━━━ Material provided

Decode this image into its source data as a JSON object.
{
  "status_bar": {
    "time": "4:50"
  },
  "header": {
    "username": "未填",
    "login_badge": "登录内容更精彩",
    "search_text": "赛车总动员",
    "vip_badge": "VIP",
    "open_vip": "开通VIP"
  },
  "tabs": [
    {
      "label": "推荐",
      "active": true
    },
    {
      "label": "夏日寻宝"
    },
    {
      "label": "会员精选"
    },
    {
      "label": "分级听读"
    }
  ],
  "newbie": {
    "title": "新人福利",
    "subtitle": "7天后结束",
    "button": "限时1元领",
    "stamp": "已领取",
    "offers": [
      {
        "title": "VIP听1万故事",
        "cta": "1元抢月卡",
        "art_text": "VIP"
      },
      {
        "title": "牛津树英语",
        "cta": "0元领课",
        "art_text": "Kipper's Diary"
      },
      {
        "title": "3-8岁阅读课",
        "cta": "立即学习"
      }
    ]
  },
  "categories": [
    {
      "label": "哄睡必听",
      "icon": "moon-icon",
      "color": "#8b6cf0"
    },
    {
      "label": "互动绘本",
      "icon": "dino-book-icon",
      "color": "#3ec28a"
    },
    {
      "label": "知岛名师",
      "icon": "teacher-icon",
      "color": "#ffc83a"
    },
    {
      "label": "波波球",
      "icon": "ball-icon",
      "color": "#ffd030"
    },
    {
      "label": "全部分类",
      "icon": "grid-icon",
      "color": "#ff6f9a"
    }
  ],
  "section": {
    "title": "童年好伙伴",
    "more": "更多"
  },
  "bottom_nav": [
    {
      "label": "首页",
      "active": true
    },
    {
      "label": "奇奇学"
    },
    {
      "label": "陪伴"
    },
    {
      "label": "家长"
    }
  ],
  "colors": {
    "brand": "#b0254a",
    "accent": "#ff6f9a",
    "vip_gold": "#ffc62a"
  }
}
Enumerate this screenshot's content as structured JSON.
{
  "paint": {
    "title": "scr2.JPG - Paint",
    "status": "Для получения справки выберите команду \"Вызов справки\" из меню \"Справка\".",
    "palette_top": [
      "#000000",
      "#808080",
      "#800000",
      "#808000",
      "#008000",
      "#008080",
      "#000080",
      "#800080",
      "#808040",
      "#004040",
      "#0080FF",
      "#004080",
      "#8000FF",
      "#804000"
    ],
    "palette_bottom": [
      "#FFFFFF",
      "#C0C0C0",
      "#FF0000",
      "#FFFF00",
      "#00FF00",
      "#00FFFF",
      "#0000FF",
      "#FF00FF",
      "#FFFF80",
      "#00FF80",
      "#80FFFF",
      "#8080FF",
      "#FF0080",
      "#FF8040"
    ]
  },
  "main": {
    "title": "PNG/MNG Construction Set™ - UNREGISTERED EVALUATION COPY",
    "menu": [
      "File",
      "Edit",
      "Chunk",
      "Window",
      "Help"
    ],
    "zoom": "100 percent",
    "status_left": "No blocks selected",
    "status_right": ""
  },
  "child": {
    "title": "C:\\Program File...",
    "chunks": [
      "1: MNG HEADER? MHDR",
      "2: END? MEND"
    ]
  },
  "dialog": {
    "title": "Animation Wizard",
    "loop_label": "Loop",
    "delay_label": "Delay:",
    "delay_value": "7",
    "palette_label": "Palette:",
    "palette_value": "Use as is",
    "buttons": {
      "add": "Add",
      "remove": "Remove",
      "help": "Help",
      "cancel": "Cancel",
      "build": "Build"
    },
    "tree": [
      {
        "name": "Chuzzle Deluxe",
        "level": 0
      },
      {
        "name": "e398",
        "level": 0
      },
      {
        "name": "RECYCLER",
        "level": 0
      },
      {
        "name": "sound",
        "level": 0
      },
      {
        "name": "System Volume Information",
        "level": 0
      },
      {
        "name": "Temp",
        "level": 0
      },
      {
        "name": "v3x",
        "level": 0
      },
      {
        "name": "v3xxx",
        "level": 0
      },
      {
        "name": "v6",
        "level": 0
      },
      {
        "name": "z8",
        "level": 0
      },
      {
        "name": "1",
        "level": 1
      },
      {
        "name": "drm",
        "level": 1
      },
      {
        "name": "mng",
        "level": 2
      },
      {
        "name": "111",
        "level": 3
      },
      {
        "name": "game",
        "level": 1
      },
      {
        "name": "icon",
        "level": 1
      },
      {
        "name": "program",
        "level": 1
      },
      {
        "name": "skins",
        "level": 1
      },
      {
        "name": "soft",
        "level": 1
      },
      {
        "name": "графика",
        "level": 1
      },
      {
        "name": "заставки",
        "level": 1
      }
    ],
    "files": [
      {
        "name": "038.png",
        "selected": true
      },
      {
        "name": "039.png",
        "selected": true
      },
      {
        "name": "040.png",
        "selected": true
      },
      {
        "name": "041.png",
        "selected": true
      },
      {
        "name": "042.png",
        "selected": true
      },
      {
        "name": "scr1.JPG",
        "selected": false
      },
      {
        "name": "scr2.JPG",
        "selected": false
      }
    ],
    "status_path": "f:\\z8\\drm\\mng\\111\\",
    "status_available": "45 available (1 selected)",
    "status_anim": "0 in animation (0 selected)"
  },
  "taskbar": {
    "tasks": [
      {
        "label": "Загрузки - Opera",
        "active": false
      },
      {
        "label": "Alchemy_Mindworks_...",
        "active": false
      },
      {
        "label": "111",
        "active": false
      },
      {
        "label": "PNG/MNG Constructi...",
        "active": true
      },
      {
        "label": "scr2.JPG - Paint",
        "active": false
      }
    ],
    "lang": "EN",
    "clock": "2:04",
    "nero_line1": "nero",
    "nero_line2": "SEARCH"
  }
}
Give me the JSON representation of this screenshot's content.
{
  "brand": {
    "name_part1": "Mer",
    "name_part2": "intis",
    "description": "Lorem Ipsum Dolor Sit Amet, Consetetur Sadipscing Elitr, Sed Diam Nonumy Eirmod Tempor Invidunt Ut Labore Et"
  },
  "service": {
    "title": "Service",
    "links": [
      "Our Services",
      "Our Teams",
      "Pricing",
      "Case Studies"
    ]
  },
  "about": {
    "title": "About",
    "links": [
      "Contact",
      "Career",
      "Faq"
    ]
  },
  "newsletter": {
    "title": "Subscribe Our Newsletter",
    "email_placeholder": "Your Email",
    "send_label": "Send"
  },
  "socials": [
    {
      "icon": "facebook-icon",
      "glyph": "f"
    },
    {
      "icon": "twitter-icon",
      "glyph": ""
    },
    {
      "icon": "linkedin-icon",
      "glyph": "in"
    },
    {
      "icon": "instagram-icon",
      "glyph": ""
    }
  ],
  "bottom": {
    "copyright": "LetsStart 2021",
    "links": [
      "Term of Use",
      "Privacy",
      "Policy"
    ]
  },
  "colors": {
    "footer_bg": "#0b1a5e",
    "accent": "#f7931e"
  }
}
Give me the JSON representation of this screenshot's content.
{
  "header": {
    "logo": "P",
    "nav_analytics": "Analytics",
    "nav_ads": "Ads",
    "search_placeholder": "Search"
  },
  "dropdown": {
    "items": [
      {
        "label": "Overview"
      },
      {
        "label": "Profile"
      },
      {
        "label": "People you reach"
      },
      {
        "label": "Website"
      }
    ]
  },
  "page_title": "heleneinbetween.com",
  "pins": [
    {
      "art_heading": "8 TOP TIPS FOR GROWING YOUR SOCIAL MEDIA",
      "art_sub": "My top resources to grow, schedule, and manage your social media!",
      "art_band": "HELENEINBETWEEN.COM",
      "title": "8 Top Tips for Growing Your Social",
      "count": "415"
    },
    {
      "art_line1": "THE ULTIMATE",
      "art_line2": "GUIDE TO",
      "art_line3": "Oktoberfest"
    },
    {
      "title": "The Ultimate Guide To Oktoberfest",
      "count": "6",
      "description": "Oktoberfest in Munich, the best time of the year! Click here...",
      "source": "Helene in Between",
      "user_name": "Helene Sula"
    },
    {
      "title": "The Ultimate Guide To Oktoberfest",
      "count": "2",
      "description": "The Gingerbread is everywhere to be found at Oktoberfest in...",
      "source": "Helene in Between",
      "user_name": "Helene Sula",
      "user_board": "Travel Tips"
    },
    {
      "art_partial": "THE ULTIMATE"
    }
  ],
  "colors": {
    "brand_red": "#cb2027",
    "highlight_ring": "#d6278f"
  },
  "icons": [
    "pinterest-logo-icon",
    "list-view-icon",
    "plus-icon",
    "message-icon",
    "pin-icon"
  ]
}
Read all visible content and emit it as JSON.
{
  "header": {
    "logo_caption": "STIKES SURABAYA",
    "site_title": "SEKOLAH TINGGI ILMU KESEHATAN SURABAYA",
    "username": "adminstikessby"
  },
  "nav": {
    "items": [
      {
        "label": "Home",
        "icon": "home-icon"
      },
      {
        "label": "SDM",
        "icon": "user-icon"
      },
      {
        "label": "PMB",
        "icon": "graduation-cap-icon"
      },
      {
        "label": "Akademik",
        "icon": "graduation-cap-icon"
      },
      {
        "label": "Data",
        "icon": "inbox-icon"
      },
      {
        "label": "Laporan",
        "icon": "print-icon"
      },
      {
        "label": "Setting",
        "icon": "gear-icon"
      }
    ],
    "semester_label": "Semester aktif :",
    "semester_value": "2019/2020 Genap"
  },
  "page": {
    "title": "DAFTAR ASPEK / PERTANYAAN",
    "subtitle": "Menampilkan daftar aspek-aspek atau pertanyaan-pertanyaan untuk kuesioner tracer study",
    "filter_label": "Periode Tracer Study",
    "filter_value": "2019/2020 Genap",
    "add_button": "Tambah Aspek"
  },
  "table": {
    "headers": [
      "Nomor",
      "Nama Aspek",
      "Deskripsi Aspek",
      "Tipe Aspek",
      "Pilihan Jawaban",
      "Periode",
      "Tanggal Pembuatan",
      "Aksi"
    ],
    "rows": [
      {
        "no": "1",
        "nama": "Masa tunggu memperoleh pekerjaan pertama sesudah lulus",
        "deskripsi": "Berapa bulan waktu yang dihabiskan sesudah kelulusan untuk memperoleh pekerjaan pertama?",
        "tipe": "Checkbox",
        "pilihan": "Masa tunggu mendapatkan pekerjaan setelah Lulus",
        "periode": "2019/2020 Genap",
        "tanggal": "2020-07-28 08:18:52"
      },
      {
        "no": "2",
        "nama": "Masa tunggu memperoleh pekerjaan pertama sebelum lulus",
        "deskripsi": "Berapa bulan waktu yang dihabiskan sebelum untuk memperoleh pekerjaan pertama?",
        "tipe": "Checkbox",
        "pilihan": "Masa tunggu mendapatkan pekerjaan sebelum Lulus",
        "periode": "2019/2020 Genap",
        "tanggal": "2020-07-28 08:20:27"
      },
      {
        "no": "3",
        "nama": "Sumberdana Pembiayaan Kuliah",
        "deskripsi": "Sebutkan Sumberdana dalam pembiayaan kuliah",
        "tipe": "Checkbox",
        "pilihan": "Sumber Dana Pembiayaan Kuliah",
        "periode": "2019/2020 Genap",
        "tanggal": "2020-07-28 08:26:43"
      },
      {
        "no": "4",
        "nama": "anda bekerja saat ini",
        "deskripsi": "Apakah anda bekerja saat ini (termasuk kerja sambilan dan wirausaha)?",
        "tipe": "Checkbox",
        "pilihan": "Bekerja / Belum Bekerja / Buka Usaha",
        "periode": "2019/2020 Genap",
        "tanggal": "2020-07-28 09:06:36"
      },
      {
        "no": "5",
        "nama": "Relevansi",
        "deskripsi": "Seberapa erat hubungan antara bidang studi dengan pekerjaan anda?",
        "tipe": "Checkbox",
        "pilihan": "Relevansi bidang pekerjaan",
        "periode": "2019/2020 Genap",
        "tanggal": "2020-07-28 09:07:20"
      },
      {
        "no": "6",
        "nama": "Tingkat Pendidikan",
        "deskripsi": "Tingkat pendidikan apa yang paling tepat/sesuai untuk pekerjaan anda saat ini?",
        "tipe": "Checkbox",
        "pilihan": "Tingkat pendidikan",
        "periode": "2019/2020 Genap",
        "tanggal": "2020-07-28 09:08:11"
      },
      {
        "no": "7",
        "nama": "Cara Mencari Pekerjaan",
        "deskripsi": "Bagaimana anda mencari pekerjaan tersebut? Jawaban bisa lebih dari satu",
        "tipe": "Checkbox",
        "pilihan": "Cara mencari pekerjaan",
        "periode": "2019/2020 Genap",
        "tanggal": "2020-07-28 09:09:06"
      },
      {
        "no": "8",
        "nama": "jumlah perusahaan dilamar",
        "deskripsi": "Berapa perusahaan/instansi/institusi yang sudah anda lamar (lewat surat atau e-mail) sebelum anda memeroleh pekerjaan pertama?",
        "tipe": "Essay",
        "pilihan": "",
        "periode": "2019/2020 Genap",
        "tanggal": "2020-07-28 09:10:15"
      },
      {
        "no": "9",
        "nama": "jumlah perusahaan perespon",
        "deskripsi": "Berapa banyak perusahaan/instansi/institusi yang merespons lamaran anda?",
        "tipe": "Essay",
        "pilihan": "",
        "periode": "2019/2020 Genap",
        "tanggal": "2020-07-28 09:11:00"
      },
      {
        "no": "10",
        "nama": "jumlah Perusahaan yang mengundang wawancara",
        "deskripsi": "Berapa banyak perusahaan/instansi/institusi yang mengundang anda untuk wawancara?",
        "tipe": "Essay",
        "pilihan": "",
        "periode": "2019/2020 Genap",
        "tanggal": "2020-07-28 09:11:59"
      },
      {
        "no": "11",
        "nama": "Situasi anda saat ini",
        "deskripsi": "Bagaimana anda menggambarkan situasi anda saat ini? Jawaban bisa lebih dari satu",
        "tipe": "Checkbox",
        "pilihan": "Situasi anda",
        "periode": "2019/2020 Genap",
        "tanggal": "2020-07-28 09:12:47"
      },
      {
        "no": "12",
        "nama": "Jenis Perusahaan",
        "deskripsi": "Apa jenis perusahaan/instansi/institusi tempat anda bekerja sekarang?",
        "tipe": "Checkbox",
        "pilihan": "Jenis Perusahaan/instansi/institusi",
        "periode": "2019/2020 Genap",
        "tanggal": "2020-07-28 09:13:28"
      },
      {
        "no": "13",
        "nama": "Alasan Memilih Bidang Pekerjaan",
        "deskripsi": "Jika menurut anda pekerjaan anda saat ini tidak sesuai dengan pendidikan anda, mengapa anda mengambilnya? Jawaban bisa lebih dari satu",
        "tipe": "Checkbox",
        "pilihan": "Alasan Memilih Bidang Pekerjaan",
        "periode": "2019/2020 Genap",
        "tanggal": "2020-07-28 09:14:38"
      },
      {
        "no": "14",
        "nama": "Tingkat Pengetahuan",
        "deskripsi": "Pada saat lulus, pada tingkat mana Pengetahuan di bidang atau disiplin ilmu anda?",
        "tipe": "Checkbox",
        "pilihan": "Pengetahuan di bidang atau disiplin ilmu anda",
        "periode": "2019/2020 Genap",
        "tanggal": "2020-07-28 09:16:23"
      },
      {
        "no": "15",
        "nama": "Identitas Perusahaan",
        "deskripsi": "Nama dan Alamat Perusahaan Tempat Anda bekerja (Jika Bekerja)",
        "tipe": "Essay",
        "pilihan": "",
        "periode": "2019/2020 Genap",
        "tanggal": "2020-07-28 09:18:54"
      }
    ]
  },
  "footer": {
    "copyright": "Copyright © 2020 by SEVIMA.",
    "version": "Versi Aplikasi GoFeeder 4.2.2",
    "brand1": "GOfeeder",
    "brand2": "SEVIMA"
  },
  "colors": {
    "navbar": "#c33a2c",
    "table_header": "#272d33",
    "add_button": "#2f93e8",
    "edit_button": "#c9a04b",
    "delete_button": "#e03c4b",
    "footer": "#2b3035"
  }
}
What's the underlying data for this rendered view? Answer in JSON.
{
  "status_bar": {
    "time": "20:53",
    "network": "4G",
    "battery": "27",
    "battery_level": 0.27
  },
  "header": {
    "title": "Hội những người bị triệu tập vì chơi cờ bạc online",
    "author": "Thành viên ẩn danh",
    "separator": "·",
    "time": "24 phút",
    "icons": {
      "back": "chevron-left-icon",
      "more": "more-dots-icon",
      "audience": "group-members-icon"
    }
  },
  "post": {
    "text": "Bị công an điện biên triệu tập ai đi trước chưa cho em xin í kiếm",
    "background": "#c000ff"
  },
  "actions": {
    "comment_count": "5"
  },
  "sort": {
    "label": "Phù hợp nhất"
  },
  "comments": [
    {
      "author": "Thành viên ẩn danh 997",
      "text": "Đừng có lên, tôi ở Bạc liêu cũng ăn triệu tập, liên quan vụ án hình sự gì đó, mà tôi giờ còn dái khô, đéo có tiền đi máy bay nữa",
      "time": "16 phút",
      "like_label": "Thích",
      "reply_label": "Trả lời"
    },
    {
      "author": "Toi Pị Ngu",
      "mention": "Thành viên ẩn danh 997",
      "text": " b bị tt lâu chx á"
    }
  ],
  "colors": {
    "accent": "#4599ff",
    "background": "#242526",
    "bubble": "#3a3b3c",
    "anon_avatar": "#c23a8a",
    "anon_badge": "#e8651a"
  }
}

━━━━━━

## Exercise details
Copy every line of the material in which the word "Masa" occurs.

## Output
        "nama": "Masa tunggu memperoleh pekerjaan pertama sesudah lulus",
        "pilihan": "Masa tunggu mendapatkan pekerjaan setelah Lulus",
        "nama": "Masa tunggu memperoleh pekerjaan pertama sebelum lulus",
        "pilihan": "Masa tunggu mendapatkan pekerjaan sebelum Lulus",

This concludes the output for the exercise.